The standards of living of elderly people from 1996 to 2009: an average progression in line with that for people of working age, but with more contrasted individual and generational situations

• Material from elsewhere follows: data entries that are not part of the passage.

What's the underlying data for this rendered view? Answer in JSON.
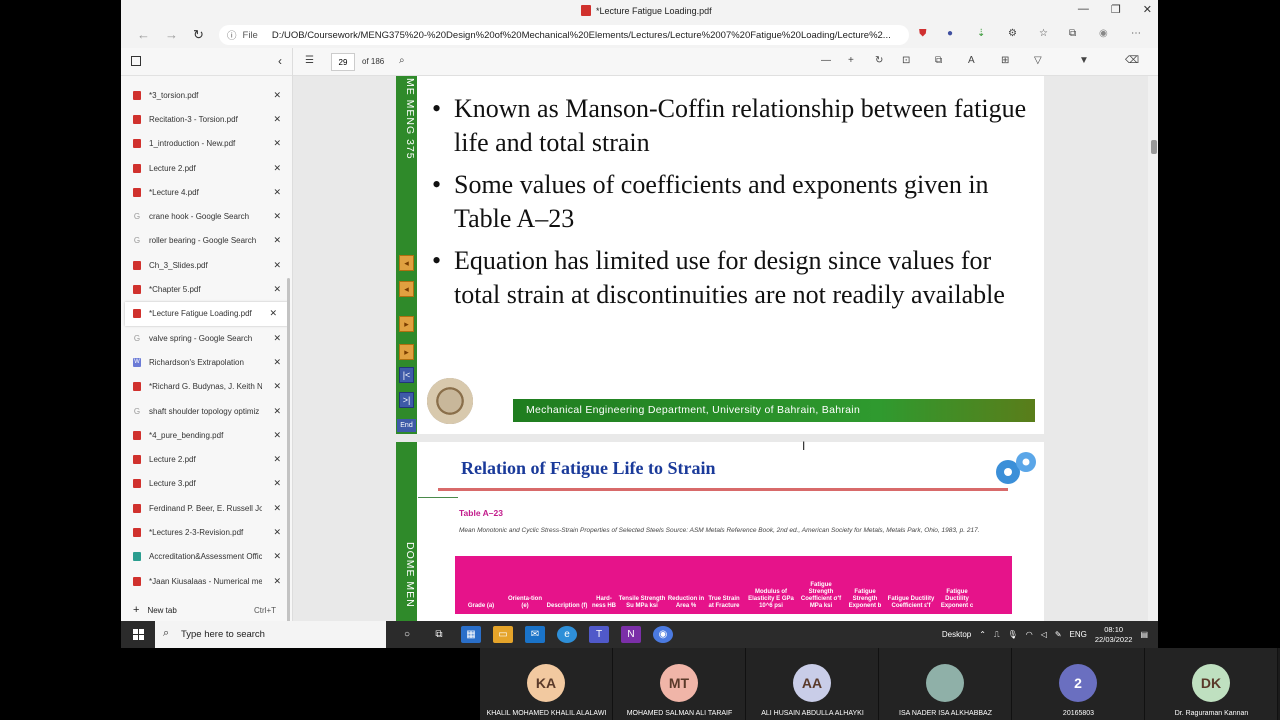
{
  "browser": {
    "window_title": "*Lecture Fatigue Loading.pdf",
    "address_prefix": "File",
    "url": "D:/UOB/Coursework/MENG375%20-%20Design%20of%20Mechanical%20Elements/Lectures/Lecture%2007%20Fatigue%20Loading/Lecture%2..."
  },
  "sidebar": {
    "tabs": [
      {
        "label": "*3_torsion.pdf",
        "icon": "pdf-icon",
        "type": "pdf"
      },
      {
        "label": "Recitation-3 - Torsion.pdf",
        "icon": "pdf-icon",
        "type": "pdf"
      },
      {
        "label": "1_introduction - New.pdf",
        "icon": "pdf-icon",
        "type": "pdf"
      },
      {
        "label": "Lecture 2.pdf",
        "icon": "pdf-icon",
        "type": "pdf"
      },
      {
        "label": "*Lecture 4.pdf",
        "icon": "pdf-icon",
        "type": "pdf"
      },
      {
        "label": "crane hook - Google Search",
        "icon": "google-icon",
        "type": "g"
      },
      {
        "label": "roller bearing - Google Search",
        "icon": "google-icon",
        "type": "g"
      },
      {
        "label": "Ch_3_Slides.pdf",
        "icon": "pdf-icon",
        "type": "pdf"
      },
      {
        "label": "*Chapter 5.pdf",
        "icon": "pdf-icon",
        "type": "pdf"
      },
      {
        "label": "*Lecture Fatigue Loading.pdf",
        "icon": "pdf-icon",
        "type": "pdf",
        "active": true
      },
      {
        "label": "valve spring - Google Search",
        "icon": "google-icon",
        "type": "g"
      },
      {
        "label": "Richardson's Extrapolation",
        "icon": "word-icon",
        "type": "w"
      },
      {
        "label": "*Richard G. Budynas, J. Keith Nis",
        "icon": "pdf-icon",
        "type": "pdf"
      },
      {
        "label": "shaft shoulder topology optimiz",
        "icon": "google-icon",
        "type": "g"
      },
      {
        "label": "*4_pure_bending.pdf",
        "icon": "pdf-icon",
        "type": "pdf"
      },
      {
        "label": "Lecture 2.pdf",
        "icon": "pdf-icon",
        "type": "pdf"
      },
      {
        "label": "Lecture 3.pdf",
        "icon": "pdf-icon",
        "type": "pdf"
      },
      {
        "label": "Ferdinand P. Beer, E. Russell Joh",
        "icon": "pdf-icon",
        "type": "pdf"
      },
      {
        "label": "*Lectures 2-3-Revision.pdf",
        "icon": "pdf-icon",
        "type": "pdf"
      },
      {
        "label": "Accreditation&Assessment Offic",
        "icon": "web-icon",
        "type": "acc"
      },
      {
        "label": "*Jaan Kiusalaas - Numerical met",
        "icon": "pdf-icon",
        "type": "pdf"
      }
    ],
    "new_tab_label": "New tab",
    "new_tab_shortcut": "Ctrl+T"
  },
  "pdf_toolbar": {
    "page": "29",
    "of_pages": "of 186"
  },
  "slide1": {
    "side_text": "ME MENG 375",
    "bullets": [
      "Known as Manson-Coffin relationship between fatigue life and total strain",
      "Some values of coefficients and exponents given in Table A–23",
      "Equation has limited use for design since values for total strain at discontinuities are not readily available"
    ],
    "footer": "Mechanical Engineering Department, University of Bahrain, Bahrain",
    "end_label": "End"
  },
  "slide2": {
    "title": "Relation of Fatigue Life to Strain",
    "side_text": "DOME MEN",
    "table_label": "Table A–23",
    "table_caption": "Mean Monotonic and Cyclic Stress-Strain Properties of Selected Steels   Source: ASM Metals Reference Book, 2nd ed., American Society for Metals, Metals Park, Ohio, 1983, p. 217.",
    "headers": [
      "Grade (a)",
      "Orienta-tion (e)",
      "Description (f)",
      "Hard-ness HB",
      "Tensile Strength Su MPa ksi",
      "Reduction in Area %",
      "True Strain at Fracture",
      "Modulus of Elasticity E GPa 10^6 psi",
      "Fatigue Strength Coefficient σ'f MPa ksi",
      "Fatigue Strength Exponent b",
      "Fatigue Ductility Coefficient ε'f",
      "Fatigue Ductility Exponent c"
    ]
  },
  "taskbar": {
    "search_placeholder": "Type here to search",
    "desktop_label": "Desktop",
    "language": "ENG",
    "time": "08:10",
    "date": "22/03/2022"
  },
  "meeting": {
    "participants": [
      {
        "initials": "KA",
        "name": "KHALIL MOHAMED KHALIL ALALAWI",
        "color": "#f2c9a0"
      },
      {
        "initials": "MT",
        "name": "MOHAMED SALMAN ALI TARAIF",
        "color": "#f0b5a8"
      },
      {
        "initials": "AA",
        "name": "ALI HUSAIN ABDULLA ALHAYKI",
        "color": "#c9cde8"
      },
      {
        "initials": "",
        "name": "ISA NADER ISA ALKHABBAZ",
        "color": "#8fb0a8"
      },
      {
        "initials": "2",
        "name": "20165803",
        "color": "#6a6fc0"
      },
      {
        "initials": "DK",
        "name": "Dr. Raguraman Kannan",
        "color": "#bfe0c0"
      }
    ]
  }
}
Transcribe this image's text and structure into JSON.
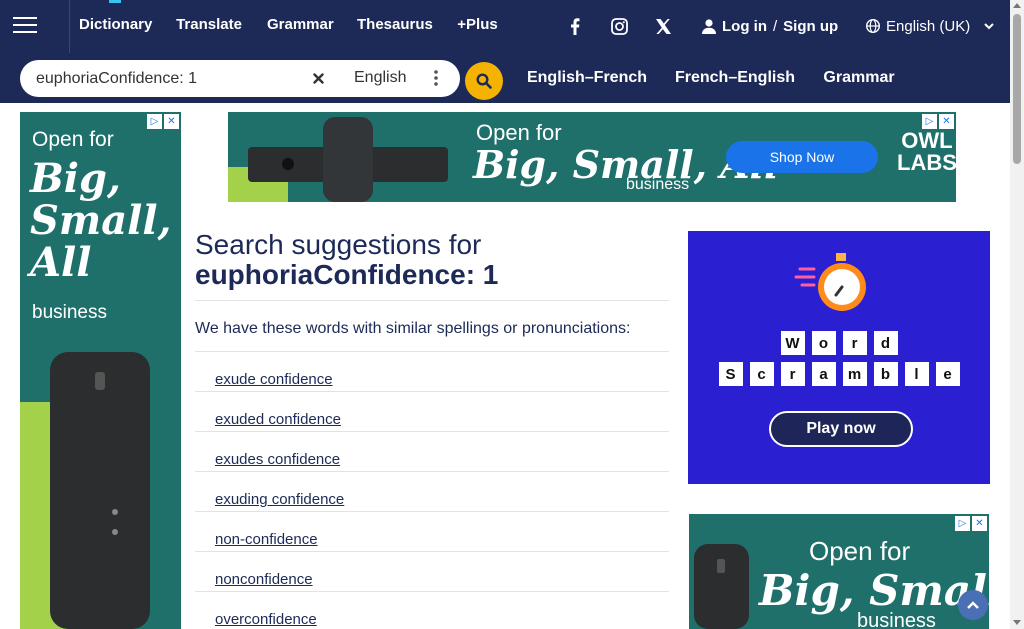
{
  "header": {
    "nav": [
      {
        "label": "Dictionary",
        "active": true
      },
      {
        "label": "Translate"
      },
      {
        "label": "Grammar"
      },
      {
        "label": "Thesaurus"
      },
      {
        "label": "+Plus"
      }
    ],
    "social": [
      "facebook-icon",
      "instagram-icon",
      "x-icon"
    ],
    "login": "Log in",
    "slash": "/",
    "signup": "Sign up",
    "language": "English (UK)"
  },
  "search": {
    "value": "euphoriaConfidence: 1",
    "dictionary": "English",
    "tabs": [
      "English–French",
      "French–English",
      "Grammar"
    ]
  },
  "ads": {
    "owl": {
      "headline": "Open for",
      "big_line1": "Big,",
      "big_line2": "Small,",
      "big_line3": "All",
      "big_inline": "Big, Small, All",
      "business": "business",
      "shop_now": "Shop Now",
      "logo_line1": "OWL",
      "logo_line2": "LABS"
    },
    "word_scramble": {
      "row1": [
        "W",
        "o",
        "r",
        "d"
      ],
      "row2": [
        "S",
        "c",
        "r",
        "a",
        "m",
        "b",
        "l",
        "e"
      ],
      "play": "Play now"
    }
  },
  "main": {
    "heading": "Search suggestions for",
    "term": "euphoriaConfidence: 1",
    "intro": "We have these words with similar spellings or pronunciations:",
    "suggestions": [
      "exude confidence",
      "exuded confidence",
      "exudes confidence",
      "exuding confidence",
      "non-confidence",
      "nonconfidence",
      "overconfidence"
    ]
  },
  "colors": {
    "header_bg": "#1d2a57",
    "accent_yellow": "#f5b301",
    "ad_green": "#1f6f6b",
    "ad_blue": "#2a1fd1"
  }
}
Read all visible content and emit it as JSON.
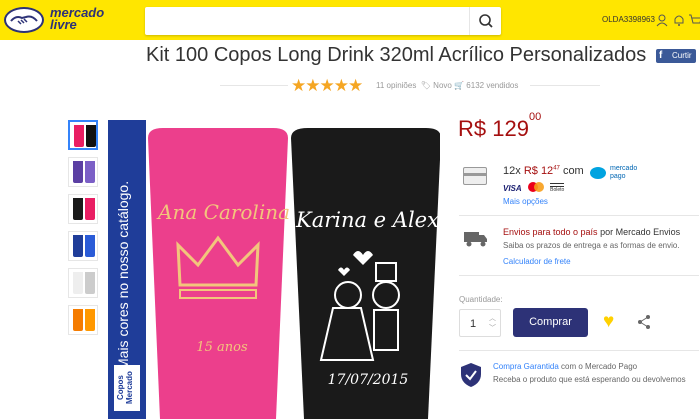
{
  "header": {
    "logo_line1": "mercado",
    "logo_line2": "livre",
    "search_value": "",
    "username": "OLDA3398963"
  },
  "product": {
    "title": "Kit 100 Copos Long Drink 320ml Acrílico Personalizados",
    "share_label": "Curtir",
    "rating": 4.5,
    "stars_text": "★★★★★",
    "reviews": "11 opiniões",
    "condition": "Novo",
    "sold": "6132 vendidos"
  },
  "image": {
    "side_text": "Mais cores no nosso catálogo.",
    "brand_text": "Copos Mercado",
    "cup1_name": "Ana Carolina",
    "cup1_sub": "15 anos",
    "cup2_name": "Karina e Alex",
    "cup2_date": "17/07/2015"
  },
  "thumbs": [
    {
      "color1": "#e91e63",
      "color2": "#111111"
    },
    {
      "color1": "#5b3fa3",
      "color2": "#7b5fc6"
    },
    {
      "color1": "#1a1a1a",
      "color2": "#e91e63"
    },
    {
      "color1": "#1f3d99",
      "color2": "#2a5bd7"
    },
    {
      "color1": "#eeeeee",
      "color2": "#cccccc"
    },
    {
      "color1": "#f57c00",
      "color2": "#ff9800"
    }
  ],
  "price": {
    "currency": "R$",
    "integer": "129",
    "cents": "00"
  },
  "installments": {
    "prefix": "12x",
    "currency": "R$",
    "integer": "12",
    "cents": "47",
    "suffix": "com",
    "mp_label1": "mercado",
    "mp_label2": "pago",
    "more_link": "Mais opções",
    "visa": "VISA",
    "boleto": "Boleto"
  },
  "shipping": {
    "main_red": "Envios para todo o país",
    "main_mid": "por",
    "main_rest": "Mercado Envios",
    "sub": "Saiba os prazos de entrega e as formas de envio.",
    "calc_link": "Calculador de frete"
  },
  "purchase": {
    "qty_label": "Quantidade:",
    "qty_value": "1",
    "buy_label": "Comprar"
  },
  "guarantee": {
    "link": "Compra Garantida",
    "rest": "com o Mercado Pago",
    "sub": "Receba o produto que está esperando ou devolvemos"
  },
  "colors": {
    "brand_yellow": "#ffe600",
    "brand_blue": "#2d3277",
    "price_red": "#a50f0f",
    "link_blue": "#3483fa",
    "star": "#f5a623"
  }
}
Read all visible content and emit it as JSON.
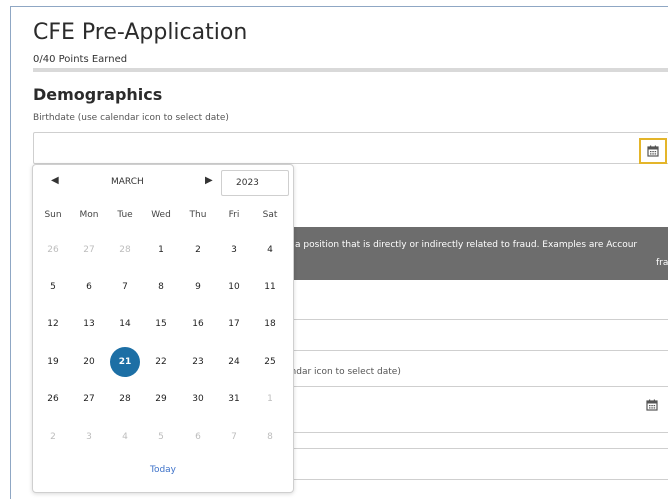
{
  "header": {
    "title": "CFE Pre-Application",
    "points": "0/40 Points Earned",
    "progress": 0
  },
  "section": {
    "title": "Demographics",
    "birthdate_label": "Birthdate (use calendar icon to select date)"
  },
  "banner": {
    "line1": "a position that is directly or indirectly related to fraud. Examples are Accour",
    "line2": "fra"
  },
  "hint2": "endar icon to select date)",
  "icons": {
    "calendar": "calendar-icon",
    "prev": "triangle-left",
    "next": "triangle-right"
  },
  "colors": {
    "focus_outline": "#e4b52a",
    "selected_day": "#1d6fa5",
    "banner_bg": "#6d6d6d",
    "today_link": "#3e72c9"
  },
  "datepicker": {
    "prev": "◀",
    "next": "▶",
    "month": "MARCH",
    "year": "2023",
    "weekdays": [
      "Sun",
      "Mon",
      "Tue",
      "Wed",
      "Thu",
      "Fri",
      "Sat"
    ],
    "weeks": [
      [
        "26",
        "27",
        "28",
        "1",
        "2",
        "3",
        "4"
      ],
      [
        "5",
        "6",
        "7",
        "8",
        "9",
        "10",
        "11"
      ],
      [
        "12",
        "13",
        "14",
        "15",
        "16",
        "17",
        "18"
      ],
      [
        "19",
        "20",
        "21",
        "22",
        "23",
        "24",
        "25"
      ],
      [
        "26",
        "27",
        "28",
        "29",
        "30",
        "31",
        "1"
      ],
      [
        "2",
        "3",
        "4",
        "5",
        "6",
        "7",
        "8"
      ]
    ],
    "selected": "21",
    "today": "Today"
  }
}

In 2009, the average standard of living of people aged 65 and over was 22,530 euros annually. From the 1970s to the middle of the 1990s, this standard of living, sustained by increasingly generous pensions, had gradually caught up with that of people of working age. Since 1996, on average, the living standards of those aged 65 or over and people of working age have evolved in parallel. Beyond this average, individual situations were more contrasted. Over the period, the standard of living of the youngest senior citizens rose more rapidly than that of the most elderly. Furthermore, within each generation of elderly people, two effects are in sharp contrast: on the one hand, for recent generations of senior citizens, a fall in the number of beneficiaries of the basic old age pension and a reduction in inequalities; on the other hand, strong growth in property income over the period and an increase in their polarisation at the top of the distribution. This phenomenon did not just apply to the elderly, but is particularly marked among them, so that all in all, the disparities in living standards increase within each age class. Moreover, the elderly remain on average far less affected by poverty than those of working age. Poverty among senior citizens remains concentrated - and has even increased - among women over 75 years of age, often widows and who, over the generations concerned, have worked little.